With respect to the development of small sites we support the Committee’s assertion that there is a risk that the presumption in favour of development on small sites could have a cumulatively detrimental effect if multiple small sites within an area are developed. As the Committee recommends, local authorities must have sufficient flexibility to mitigate against harmful unintended consequences.

A review of the key findings and recommendations of the report, together with a round-up of responses from the sector, will appear in the next issue of Heritage Update on Friday 15 April.

DCLG

Alliance Chair calls for clear strategy on tall buildings in London

April 5, 2016

Alliance Chair calls for clear strategy on tall buildings in London

The Heritage Alliance’s Chair, Loyd Grossman, Sir Laurie Magnus, Chair of Historic England, and architect Sir Terry Farrell, are calling for a clear strategy on tall buildings in London.

In a letter published in The Times today [5 April 2016], the three signatories write: “Tall buildings can make exciting contributions to London’s environment and growth, but it is vital to provide a clear strategy in the forthcoming London Plan showing where they are acceptable and where not. We welcome the London Assembly’s call for better master planning and a fully developed, publicly accessible, 3D model of London’s future skyline.”

A YouGov poll commission by Historic England has revealed that nearly half of Londoners think the 430 tall buildings planned for the capital will have a negative impact on the skyline, but more than half do not know how to make their voice heard.

Loyd Grossman

Culture White Paper: next thoughts

April 1, 2016

Culture White Paper: next thoughts

Following launch of the Culture White Paper at London's Southbank on 23 March, comment from cultural organisations and media has broadly welcomed Government’s commitment to the UK culture sector acknowledging the state’s role in protecting and promoting arts and heritage. 

The more holistic approach to arts and heritage is welcome as the Alliance made clear in its initial response. A great deal of the White Paper, however, celebrated the achievements of the publicly funded cultural bodies, admirable in times of public spending cuts, but as ‘a vision of culture in action’ the Paper is short on recognition and support to the hundreds of thousands of independent arts and heritage bodies operating outside the direct control of DCMS. Government endorsement for crowdfunding, community shares and social investment as new tools in the investment box might have acknowledged the pioneering work of independent bodies in testing these out.

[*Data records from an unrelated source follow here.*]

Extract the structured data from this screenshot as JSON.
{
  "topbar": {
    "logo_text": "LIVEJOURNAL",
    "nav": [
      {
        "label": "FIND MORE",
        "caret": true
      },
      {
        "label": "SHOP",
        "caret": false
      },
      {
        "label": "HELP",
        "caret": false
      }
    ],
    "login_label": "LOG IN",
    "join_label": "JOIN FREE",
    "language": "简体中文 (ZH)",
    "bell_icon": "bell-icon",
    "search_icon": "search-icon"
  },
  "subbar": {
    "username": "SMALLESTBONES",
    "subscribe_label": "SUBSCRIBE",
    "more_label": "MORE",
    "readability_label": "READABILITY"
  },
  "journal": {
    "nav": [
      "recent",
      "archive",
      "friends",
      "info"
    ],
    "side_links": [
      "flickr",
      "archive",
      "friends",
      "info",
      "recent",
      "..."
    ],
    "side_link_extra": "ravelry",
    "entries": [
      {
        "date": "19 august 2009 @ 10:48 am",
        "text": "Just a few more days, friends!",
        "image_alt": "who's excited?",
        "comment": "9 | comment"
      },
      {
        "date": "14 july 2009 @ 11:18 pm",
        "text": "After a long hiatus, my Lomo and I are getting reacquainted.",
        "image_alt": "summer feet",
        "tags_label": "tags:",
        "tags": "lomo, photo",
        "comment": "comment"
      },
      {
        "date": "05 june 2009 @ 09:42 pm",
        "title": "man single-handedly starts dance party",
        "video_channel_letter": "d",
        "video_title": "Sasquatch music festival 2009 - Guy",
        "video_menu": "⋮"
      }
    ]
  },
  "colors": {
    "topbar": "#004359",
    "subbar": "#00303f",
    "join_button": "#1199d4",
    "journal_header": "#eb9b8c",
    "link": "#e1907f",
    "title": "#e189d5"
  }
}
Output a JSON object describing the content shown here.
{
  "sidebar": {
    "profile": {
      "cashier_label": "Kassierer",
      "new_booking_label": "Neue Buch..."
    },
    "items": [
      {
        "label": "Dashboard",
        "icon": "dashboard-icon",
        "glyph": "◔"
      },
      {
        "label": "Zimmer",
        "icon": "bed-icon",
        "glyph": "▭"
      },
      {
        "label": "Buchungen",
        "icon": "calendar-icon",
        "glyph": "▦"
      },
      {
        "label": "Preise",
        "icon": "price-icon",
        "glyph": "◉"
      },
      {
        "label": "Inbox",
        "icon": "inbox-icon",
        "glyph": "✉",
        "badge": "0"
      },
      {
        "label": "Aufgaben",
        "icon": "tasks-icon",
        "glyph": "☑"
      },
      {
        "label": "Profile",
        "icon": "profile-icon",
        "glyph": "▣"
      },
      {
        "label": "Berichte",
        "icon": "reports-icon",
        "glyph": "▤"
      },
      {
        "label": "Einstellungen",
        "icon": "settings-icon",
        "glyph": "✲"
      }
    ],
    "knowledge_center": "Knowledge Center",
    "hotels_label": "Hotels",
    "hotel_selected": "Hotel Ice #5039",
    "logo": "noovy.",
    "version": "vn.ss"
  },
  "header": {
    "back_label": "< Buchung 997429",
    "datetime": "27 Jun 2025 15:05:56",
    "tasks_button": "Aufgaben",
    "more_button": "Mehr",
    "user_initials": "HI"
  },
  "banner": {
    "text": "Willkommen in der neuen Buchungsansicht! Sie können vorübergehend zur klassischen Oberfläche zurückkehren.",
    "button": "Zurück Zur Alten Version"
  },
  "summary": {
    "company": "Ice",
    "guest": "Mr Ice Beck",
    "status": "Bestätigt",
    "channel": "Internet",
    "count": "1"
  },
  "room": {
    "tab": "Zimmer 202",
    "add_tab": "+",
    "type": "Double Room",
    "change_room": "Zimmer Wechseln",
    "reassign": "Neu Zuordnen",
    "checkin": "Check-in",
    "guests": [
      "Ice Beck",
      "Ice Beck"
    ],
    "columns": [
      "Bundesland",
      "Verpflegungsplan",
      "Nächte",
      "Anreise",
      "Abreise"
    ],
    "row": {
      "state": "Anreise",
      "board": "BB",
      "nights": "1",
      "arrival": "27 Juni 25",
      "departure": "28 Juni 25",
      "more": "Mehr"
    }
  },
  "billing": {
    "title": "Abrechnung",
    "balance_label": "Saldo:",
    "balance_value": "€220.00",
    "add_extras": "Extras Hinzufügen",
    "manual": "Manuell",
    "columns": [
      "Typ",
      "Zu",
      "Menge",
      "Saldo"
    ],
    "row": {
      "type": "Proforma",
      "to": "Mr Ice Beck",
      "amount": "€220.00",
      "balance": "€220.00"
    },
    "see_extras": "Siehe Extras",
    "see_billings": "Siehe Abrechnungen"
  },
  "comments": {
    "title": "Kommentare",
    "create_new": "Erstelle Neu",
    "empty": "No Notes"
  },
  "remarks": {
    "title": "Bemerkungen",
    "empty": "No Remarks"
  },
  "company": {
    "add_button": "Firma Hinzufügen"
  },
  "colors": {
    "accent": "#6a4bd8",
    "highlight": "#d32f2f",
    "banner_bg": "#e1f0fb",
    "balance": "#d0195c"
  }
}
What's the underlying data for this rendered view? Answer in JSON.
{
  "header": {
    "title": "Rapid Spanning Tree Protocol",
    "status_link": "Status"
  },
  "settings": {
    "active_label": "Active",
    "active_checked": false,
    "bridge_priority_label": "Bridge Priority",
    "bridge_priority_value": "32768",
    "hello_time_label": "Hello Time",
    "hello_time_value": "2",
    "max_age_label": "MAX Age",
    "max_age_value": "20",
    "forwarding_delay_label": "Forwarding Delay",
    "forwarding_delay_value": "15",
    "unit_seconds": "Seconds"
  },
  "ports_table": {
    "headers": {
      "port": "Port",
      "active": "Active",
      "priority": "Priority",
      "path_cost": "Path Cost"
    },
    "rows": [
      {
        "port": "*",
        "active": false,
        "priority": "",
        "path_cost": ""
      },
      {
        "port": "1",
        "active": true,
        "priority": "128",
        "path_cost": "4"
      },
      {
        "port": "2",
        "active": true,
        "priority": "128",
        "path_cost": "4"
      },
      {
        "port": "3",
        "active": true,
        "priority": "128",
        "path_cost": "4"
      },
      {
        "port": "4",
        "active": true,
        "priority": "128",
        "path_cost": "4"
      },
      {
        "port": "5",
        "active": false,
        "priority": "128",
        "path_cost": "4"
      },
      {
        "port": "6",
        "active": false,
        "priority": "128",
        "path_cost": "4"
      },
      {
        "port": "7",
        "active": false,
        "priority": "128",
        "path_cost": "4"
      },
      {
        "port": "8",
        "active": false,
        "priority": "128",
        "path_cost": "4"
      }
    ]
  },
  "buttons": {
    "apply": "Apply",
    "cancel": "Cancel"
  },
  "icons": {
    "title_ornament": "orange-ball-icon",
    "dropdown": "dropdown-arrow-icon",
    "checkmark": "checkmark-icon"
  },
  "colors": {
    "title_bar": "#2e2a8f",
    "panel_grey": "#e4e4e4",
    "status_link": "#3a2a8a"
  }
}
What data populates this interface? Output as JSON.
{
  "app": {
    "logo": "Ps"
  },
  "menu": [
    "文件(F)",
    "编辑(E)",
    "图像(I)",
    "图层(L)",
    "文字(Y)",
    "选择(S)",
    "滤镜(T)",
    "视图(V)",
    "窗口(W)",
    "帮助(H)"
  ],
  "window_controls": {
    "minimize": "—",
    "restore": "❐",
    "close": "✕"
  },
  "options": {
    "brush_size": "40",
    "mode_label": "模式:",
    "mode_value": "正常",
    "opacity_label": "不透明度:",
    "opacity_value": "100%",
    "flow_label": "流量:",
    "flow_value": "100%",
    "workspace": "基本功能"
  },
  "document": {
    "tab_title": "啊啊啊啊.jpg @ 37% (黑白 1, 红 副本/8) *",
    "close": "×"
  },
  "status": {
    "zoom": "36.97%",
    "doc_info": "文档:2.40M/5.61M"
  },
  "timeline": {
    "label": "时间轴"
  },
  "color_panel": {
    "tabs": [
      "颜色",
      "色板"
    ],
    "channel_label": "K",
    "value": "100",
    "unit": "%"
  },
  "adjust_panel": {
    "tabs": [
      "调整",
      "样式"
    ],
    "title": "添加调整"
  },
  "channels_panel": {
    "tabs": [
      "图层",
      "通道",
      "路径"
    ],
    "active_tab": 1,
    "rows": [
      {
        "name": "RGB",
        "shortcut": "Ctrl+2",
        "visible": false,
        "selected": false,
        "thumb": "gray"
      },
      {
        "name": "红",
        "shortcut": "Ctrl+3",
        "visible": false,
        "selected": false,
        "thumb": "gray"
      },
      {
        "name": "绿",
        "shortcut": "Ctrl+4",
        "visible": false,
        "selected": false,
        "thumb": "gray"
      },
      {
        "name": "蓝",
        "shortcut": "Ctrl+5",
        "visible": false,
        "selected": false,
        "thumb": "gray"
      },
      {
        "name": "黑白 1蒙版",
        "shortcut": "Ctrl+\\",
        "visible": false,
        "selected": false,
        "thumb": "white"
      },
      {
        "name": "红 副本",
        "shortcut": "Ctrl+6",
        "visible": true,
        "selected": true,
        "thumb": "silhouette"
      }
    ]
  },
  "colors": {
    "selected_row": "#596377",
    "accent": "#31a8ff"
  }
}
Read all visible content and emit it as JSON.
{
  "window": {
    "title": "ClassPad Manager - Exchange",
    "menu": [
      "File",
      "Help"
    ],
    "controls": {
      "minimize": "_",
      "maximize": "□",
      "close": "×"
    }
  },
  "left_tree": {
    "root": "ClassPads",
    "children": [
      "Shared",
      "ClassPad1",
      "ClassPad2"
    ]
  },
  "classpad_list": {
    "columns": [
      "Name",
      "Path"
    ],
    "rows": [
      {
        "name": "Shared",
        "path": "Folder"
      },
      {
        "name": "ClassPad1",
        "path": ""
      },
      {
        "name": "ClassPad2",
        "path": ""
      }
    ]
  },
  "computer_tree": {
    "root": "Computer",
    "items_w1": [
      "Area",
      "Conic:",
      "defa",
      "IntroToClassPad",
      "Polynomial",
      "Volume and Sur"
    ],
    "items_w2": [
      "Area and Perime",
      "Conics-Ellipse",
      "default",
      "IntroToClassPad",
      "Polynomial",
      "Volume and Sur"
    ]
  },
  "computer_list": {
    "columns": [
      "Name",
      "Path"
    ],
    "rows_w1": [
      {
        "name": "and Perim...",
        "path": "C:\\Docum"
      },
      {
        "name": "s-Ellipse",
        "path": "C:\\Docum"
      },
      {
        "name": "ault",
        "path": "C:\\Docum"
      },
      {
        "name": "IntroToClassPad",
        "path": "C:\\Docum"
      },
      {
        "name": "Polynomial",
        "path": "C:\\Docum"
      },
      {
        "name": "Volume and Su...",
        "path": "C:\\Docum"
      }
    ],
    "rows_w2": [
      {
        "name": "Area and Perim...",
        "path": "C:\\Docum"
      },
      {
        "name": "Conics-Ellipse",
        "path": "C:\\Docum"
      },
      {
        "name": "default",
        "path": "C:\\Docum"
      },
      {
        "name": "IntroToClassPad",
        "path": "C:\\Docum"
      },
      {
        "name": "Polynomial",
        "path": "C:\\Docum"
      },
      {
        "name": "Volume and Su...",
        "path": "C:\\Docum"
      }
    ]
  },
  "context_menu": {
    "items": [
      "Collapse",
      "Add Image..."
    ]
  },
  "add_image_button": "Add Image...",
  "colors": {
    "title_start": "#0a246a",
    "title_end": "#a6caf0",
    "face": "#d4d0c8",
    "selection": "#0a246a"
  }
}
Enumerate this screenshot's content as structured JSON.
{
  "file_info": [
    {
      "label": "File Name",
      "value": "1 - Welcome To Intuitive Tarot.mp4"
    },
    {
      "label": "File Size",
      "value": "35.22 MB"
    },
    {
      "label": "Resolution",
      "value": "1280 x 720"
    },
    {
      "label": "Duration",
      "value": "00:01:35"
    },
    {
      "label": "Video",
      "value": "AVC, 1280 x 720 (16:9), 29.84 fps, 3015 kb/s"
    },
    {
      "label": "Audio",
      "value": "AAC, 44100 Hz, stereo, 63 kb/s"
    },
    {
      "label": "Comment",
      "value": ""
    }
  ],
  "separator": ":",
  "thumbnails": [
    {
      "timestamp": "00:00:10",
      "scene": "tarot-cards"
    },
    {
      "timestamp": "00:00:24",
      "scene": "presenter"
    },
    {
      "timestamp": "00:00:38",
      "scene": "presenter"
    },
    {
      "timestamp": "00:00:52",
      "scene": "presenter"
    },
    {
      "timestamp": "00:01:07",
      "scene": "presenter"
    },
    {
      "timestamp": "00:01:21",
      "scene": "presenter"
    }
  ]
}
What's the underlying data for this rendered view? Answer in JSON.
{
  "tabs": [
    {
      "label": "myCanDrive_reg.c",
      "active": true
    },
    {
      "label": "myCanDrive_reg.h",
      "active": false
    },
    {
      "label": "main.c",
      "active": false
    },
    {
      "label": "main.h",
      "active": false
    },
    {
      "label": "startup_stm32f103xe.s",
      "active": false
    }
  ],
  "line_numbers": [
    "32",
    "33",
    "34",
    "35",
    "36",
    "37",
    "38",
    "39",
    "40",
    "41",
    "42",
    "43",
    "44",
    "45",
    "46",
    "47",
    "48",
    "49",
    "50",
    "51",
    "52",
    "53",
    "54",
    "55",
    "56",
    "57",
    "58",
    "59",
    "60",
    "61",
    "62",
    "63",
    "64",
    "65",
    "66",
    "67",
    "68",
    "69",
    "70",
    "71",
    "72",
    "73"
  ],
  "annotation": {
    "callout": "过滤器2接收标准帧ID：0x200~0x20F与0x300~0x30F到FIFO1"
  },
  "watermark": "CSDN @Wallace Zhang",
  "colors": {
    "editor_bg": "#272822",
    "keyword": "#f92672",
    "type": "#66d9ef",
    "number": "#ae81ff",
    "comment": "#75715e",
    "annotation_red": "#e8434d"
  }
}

As expected, the White Paper is excellent in parts. Initiatives like the Great Place pilots, the Cultural Citizens programme, the Commercial Academy for Culture, Heritage Action Zones, vague at present, must not be allowed to sink into the sand.  ‘Asking’ Historic England to work with Local Authorities on improving access to historic environment records needs re-enforcing. Major reviews of Arts Council England and Heritage Lottery Fund as well as a separate review of the entire museum sector are opportunities to stress the contribution made by the independent cultural bodies, large and small.

The few references to planning and heritage protection are however the most worrying. ‘Local Communities will be supported to make the most of the buildings they cherish’ cannot be delivered with the £3m provided to the Architectural Heritage Fund, or through cash-strapped Historic England. The only reference to the Department for Communities and Local Government is a reference in an indicator table. The Culture White Paper gives us the front-of-house view of what might be, but fails to acknowledge the vital backstage role of the planning system and heritage protection framework to ensure we have places people want to live in and to attract and inspire creative and cultural activity.

A round up of sector responses:

Other responses:

  • Maria Eagle MP, Labour’s Shadow Secretary of State for Culture, Media and Sport

You can join the discussion on social media, using the hashtag #OurCulture.

Culture White Paper